General Qamar Bajwa, Pakistan Army Chief while addressing the Air Force graduates on 02 Feb said “We stand firmly committed to the ideal of mutual respect and peaceful co-existence. It is time to extend the hand of peace in all directions. Pakistan and India must also resolve the longstanding issue of Jammu and Kashmir in a dignified and peaceful manner”. It needs no reiteration that the Pakistan army drives the ‘India Policy’, hence the softening of stance after the precision air strikes by Indian Air Force at Balakote and India’s 05 Aug 2019 abrogation of Article 370 was a first.
There are both internal and external factors which have contributed to the will to renew and sustain the Nov 2003 cease fire. India has raised the costs for Pakistan by an effective retaliation to Pakistan initiated CFVs, backed by strengthening of the multi tier Counter Infiltration grid, thus ensuring minimal cross LoC infiltration. Pakistan economic situation is well known, a debt ridden nation will have to seek international support, which is not easily forthcoming as Pakistan is perceived as the epicentre of terrorism. Geopolitical and Geostrategy also dictate a change in Pakistan’s behaviour as it no longer enjoys the frontline status in the Global War against terror, and the bases required to sustain the US/ MultiNational Forces in Afghanistan. On the other hand India, a risen, responsible, resurgent nation is seen as a global leader. The US, UN and many other nations have fully supported the renewed ceasefire agreement, as the daily duels along the LoC are perceived as a trigger for a spiral between the two nuclear armed nations.
The key challenge for India still remains as to how to change Pakistan’s behaviour in the mind to long term.

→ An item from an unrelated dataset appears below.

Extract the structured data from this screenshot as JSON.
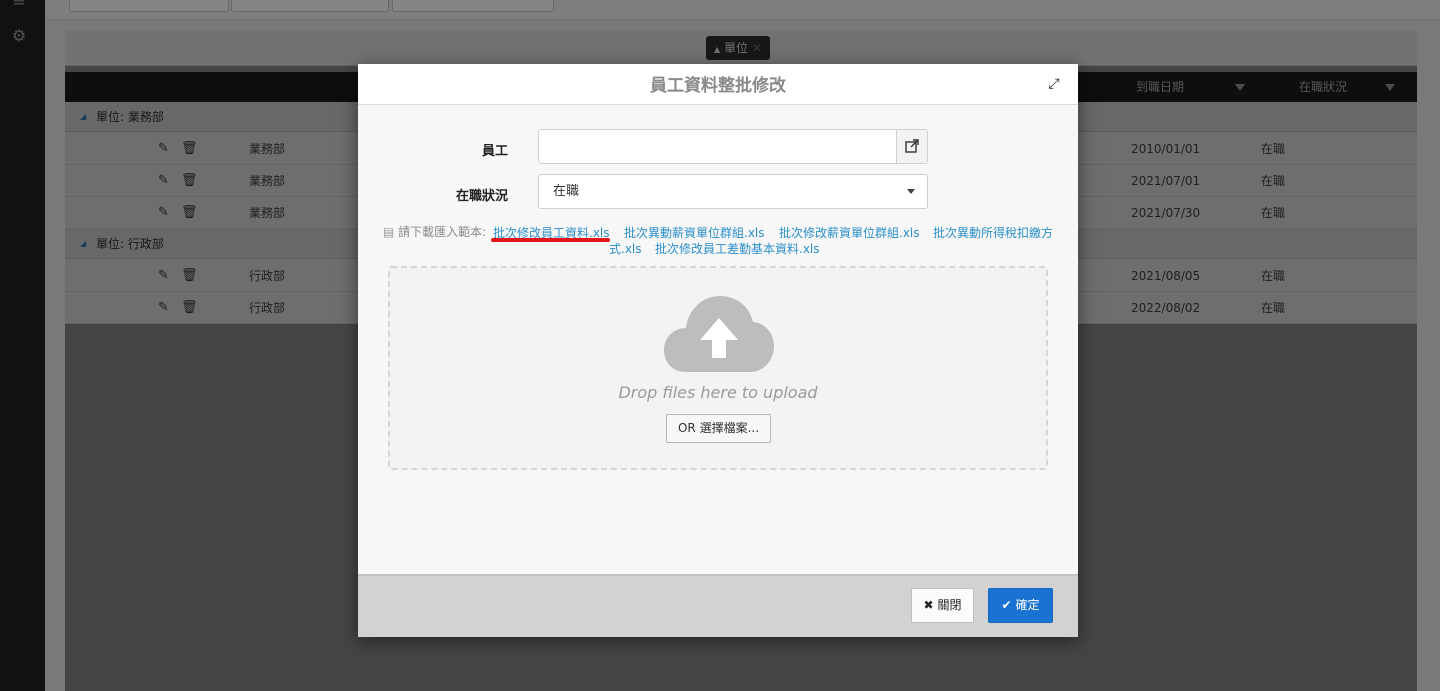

Pakistan is not giving up on its tried and tested policy of waging a ‘Proxy War’. India’s response by way of the pre-emptive surgical and precision strikes post the high profile terrorist attack at Uri In Sep 2016 and Pulwama in Feb 2019, have demonstrated a politico-military will to raise the costs for Pakistan ‘ Low Cost High Effect War’, forcing Pakistan not to cross the ‘Red Lines’. Peace along the LoC is the first step, a positive one, this is an opportunity for the dialogue process to recommence. There is an opportunity and hope, however slim, and this beginning should be taken forward.
(Lt. Gen Vinod Bhatia (Retd.) is former Director CENJOWS and former Director General of Military Operations(DGMO) Indian Army. The views in the article are solely the author’s. He can be contacted at firstname.lastname@example.org)